Today, my friend Lynn Gaar and I watched this video of her son Taylor, who teaches fifth graders at a school in Boston. In it, he describes his strong sense of obligation to create in his students an “instinctive and practiced aversion for the wrong.” Remember the fifth grade? Hit replay in your mind and then watch his spoken word performance.

BookADay-The Borough Press

Out of print: Christmas Trees by Robert Frost

CHRISTMAS TREES by Robert FrostDay 22: Christmas Trees, Robert Frost’s letter-poem illustrated by Ted Rand and published in 2002 1990 by Henry Holt Books for Young Readers has been out of print for years, which is sad. It’s a beautiful book. You can buy a used copy for less than a dollar.

Certain children’s book publishers specialize in reissuing out-of-print titles. Among them:

Book Lust Rediscoveries, Nancy Pearl’s Amazon imprint

Lizzie Skurnick Books

Purple House Press

BookADay-The Borough Press

Summer read: Driving Over Lemons

to the beach

(Photograph courtesy of Caroline Gutman)
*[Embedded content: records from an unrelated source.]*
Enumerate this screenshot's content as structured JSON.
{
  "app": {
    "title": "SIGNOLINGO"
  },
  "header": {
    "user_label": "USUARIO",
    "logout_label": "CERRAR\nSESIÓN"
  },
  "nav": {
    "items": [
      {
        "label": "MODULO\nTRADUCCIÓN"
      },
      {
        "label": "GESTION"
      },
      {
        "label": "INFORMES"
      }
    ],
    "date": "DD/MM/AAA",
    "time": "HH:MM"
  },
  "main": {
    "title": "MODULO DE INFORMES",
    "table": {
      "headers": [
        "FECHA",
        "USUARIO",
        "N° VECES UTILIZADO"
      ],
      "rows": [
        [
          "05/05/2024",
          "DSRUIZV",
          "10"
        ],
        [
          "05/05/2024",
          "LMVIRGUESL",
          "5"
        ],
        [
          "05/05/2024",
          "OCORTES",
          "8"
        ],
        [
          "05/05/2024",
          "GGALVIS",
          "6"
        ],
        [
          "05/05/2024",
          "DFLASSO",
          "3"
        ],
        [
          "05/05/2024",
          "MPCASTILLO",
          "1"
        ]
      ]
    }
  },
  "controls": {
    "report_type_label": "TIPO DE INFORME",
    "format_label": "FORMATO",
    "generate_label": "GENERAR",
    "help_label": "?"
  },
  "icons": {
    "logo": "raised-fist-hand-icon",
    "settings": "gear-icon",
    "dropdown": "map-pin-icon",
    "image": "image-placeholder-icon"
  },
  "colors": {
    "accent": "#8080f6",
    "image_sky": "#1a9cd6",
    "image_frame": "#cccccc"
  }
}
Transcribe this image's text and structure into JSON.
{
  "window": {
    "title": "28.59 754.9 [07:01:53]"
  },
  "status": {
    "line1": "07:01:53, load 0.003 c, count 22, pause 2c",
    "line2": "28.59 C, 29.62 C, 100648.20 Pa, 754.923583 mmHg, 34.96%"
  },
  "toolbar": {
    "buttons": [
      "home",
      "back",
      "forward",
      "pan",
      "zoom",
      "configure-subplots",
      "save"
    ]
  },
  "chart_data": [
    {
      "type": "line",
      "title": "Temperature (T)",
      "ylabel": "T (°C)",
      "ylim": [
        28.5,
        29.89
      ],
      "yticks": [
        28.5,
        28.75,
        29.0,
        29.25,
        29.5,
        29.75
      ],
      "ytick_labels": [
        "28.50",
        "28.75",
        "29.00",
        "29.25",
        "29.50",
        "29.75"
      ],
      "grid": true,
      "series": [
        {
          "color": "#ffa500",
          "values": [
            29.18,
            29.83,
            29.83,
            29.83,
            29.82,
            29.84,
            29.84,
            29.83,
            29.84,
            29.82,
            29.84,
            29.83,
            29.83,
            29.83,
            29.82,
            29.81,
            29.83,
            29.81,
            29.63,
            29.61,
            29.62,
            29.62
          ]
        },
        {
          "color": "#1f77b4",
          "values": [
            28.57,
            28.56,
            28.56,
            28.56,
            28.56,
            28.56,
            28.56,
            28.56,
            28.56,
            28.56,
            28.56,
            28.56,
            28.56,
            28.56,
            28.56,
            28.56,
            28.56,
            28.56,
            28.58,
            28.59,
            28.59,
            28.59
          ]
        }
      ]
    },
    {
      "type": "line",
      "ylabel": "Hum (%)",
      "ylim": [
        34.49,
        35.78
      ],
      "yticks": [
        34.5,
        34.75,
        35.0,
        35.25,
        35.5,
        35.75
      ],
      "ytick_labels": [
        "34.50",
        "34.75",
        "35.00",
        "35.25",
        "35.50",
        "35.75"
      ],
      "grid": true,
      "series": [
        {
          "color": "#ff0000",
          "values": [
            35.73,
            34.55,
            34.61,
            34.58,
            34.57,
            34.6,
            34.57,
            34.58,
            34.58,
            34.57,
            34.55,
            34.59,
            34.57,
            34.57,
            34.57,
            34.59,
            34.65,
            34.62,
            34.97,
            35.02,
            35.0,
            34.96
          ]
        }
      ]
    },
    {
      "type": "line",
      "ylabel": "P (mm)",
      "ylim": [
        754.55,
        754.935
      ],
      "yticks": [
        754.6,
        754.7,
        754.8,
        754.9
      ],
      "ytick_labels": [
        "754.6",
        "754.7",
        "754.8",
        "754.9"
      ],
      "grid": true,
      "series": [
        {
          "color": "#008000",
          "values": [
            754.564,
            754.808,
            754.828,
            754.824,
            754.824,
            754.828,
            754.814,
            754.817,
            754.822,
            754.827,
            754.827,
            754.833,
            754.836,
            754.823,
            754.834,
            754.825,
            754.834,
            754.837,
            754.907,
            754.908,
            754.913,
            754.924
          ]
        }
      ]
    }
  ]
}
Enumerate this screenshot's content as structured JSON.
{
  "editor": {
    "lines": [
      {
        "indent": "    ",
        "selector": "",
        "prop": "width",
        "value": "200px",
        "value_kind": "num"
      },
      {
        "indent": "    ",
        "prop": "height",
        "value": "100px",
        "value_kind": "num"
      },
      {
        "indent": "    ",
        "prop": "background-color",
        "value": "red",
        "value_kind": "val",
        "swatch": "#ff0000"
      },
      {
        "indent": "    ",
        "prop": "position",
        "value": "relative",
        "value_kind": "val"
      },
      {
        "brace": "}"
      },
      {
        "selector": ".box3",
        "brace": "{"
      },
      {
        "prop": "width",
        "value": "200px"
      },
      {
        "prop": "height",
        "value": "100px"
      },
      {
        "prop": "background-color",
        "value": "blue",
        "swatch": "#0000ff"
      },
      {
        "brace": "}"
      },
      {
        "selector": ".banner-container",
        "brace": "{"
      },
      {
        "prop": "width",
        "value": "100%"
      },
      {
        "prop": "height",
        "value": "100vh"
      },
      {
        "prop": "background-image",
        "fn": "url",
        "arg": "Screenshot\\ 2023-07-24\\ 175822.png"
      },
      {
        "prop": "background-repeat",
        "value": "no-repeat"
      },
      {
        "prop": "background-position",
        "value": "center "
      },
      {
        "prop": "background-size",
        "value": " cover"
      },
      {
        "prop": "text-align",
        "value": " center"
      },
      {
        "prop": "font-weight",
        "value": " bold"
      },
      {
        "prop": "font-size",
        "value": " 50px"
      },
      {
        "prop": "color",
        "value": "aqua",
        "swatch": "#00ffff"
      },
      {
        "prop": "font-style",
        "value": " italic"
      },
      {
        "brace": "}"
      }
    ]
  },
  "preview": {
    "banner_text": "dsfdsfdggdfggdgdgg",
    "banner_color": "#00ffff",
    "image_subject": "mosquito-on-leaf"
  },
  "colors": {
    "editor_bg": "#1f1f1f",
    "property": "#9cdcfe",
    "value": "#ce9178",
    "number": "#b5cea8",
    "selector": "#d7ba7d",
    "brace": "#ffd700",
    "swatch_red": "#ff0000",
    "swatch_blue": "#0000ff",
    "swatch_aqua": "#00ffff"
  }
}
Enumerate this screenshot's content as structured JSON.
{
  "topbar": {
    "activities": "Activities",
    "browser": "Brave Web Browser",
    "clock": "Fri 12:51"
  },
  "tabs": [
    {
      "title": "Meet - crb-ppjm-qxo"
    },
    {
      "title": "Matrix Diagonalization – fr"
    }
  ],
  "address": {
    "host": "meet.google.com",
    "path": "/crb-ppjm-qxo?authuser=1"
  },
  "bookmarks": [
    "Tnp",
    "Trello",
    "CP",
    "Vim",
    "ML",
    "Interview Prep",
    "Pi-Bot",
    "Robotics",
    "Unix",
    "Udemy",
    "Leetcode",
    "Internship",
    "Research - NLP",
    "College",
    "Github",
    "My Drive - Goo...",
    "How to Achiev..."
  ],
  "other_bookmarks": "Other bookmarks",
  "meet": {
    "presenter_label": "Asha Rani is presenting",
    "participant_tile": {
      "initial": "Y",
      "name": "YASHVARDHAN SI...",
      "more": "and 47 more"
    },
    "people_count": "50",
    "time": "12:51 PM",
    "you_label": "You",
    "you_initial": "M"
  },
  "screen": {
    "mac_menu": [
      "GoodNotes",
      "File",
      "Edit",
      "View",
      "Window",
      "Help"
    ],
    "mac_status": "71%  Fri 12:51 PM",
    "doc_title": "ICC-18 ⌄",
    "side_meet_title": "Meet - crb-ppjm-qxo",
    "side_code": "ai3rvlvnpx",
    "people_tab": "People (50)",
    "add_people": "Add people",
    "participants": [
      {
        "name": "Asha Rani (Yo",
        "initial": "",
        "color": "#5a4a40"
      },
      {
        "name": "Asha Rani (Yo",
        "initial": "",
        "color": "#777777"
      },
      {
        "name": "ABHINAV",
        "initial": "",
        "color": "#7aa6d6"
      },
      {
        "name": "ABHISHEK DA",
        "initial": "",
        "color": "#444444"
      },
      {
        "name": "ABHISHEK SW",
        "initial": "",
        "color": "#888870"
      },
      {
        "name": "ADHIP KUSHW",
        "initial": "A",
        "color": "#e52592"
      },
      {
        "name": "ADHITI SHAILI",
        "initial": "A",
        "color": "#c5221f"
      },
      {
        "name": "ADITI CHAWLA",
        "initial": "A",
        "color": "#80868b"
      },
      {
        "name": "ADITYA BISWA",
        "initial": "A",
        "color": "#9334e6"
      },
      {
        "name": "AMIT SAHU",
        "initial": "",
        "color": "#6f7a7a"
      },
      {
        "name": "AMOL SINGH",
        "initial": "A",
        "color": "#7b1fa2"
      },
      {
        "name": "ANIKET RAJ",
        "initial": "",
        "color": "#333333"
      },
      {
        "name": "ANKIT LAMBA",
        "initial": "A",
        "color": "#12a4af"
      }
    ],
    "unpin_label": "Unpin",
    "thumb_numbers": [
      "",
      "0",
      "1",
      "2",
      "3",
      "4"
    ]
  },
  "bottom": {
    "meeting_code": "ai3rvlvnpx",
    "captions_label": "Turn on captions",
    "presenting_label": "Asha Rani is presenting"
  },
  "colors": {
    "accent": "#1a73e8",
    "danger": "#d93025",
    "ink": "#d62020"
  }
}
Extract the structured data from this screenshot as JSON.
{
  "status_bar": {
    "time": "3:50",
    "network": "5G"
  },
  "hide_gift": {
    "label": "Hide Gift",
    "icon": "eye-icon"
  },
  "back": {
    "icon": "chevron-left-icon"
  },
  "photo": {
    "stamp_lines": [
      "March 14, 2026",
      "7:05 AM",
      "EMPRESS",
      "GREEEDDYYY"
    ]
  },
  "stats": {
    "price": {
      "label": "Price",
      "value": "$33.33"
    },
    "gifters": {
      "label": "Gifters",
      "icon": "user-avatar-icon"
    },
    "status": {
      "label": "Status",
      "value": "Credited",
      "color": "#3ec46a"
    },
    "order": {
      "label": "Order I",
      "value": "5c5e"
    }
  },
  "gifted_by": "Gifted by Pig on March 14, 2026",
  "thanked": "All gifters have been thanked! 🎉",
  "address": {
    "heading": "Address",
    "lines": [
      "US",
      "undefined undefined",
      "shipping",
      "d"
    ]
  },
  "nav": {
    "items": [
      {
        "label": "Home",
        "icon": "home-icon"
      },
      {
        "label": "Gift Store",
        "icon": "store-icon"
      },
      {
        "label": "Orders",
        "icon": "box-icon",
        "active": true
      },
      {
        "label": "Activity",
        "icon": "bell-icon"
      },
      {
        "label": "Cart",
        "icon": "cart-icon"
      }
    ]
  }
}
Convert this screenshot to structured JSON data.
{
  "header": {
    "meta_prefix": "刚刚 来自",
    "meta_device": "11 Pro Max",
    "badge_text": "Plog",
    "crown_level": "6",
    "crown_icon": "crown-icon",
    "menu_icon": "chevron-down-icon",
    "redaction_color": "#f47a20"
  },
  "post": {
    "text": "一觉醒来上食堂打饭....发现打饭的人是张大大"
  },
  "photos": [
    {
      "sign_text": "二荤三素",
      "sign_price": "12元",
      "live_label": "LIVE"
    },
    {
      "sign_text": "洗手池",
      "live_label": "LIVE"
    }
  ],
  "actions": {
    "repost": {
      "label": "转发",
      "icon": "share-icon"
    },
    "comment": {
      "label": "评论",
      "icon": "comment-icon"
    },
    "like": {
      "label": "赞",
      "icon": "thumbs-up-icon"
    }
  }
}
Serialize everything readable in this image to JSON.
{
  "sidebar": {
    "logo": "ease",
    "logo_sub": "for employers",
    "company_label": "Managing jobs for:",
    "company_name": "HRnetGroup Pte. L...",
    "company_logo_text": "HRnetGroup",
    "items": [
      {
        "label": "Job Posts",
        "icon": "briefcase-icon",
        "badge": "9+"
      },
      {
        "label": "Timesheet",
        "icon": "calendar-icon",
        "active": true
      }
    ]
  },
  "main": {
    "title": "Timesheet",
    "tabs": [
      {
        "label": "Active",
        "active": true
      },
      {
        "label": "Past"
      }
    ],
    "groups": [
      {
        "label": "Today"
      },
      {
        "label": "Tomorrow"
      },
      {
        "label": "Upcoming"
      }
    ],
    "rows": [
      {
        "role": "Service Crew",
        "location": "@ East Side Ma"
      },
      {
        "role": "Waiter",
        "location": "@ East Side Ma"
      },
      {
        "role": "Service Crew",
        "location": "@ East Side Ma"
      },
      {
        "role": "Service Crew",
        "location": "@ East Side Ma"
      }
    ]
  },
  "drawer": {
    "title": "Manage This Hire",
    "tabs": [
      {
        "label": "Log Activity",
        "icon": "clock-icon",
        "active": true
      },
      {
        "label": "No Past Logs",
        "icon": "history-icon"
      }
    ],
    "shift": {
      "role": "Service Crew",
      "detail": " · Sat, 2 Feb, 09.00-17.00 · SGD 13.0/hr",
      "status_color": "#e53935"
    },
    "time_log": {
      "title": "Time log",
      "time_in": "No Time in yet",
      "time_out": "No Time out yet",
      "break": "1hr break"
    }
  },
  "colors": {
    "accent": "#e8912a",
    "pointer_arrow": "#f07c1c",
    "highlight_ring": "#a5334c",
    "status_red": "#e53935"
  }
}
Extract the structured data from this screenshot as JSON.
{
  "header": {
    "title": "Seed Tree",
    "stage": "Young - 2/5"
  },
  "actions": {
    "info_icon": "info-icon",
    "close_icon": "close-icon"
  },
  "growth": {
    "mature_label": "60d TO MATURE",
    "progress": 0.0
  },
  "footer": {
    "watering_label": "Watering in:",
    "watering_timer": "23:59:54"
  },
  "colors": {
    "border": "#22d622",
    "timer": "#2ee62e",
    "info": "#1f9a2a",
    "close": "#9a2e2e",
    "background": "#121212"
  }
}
Day 21: Coincidentally, the subject of summer reading came up in the comments on another post this week, when Tam Francis mentioned a few foreign cuisine/foreign travel books, including The Hundred-Foot Journey by Richard C. Morais. Its movie trailer is appearing now.

DRIVING OVER LEMONS by Chris StewartA few weeks ago, I read Chris Stewart’s Driving Over Lemons: An Optimist in Andalucía. Like Stewart’s memoir, Richard Gilbert’s new book, Shepherd, is about his sheep farming escapades.

Summer puts readers in the mood for novelty. Maybe the academic calendar impresses itself on our psyches, so that summer forever represents a brief time for exploration and reinvention, or just yielding to restlessness.

Summer reads let us try even the most foolhardy experiments vicariously and risk-free. Conversely, when we’re in flux and disoriented, they can reassure us like Sonny, the manager of The Best Exotic Marigold Hotel, when he says, “Everything will be alright in the end. So if it is not alright, then it is not yet the end.”

What are you reading this summer?

BookADay-The Borough Press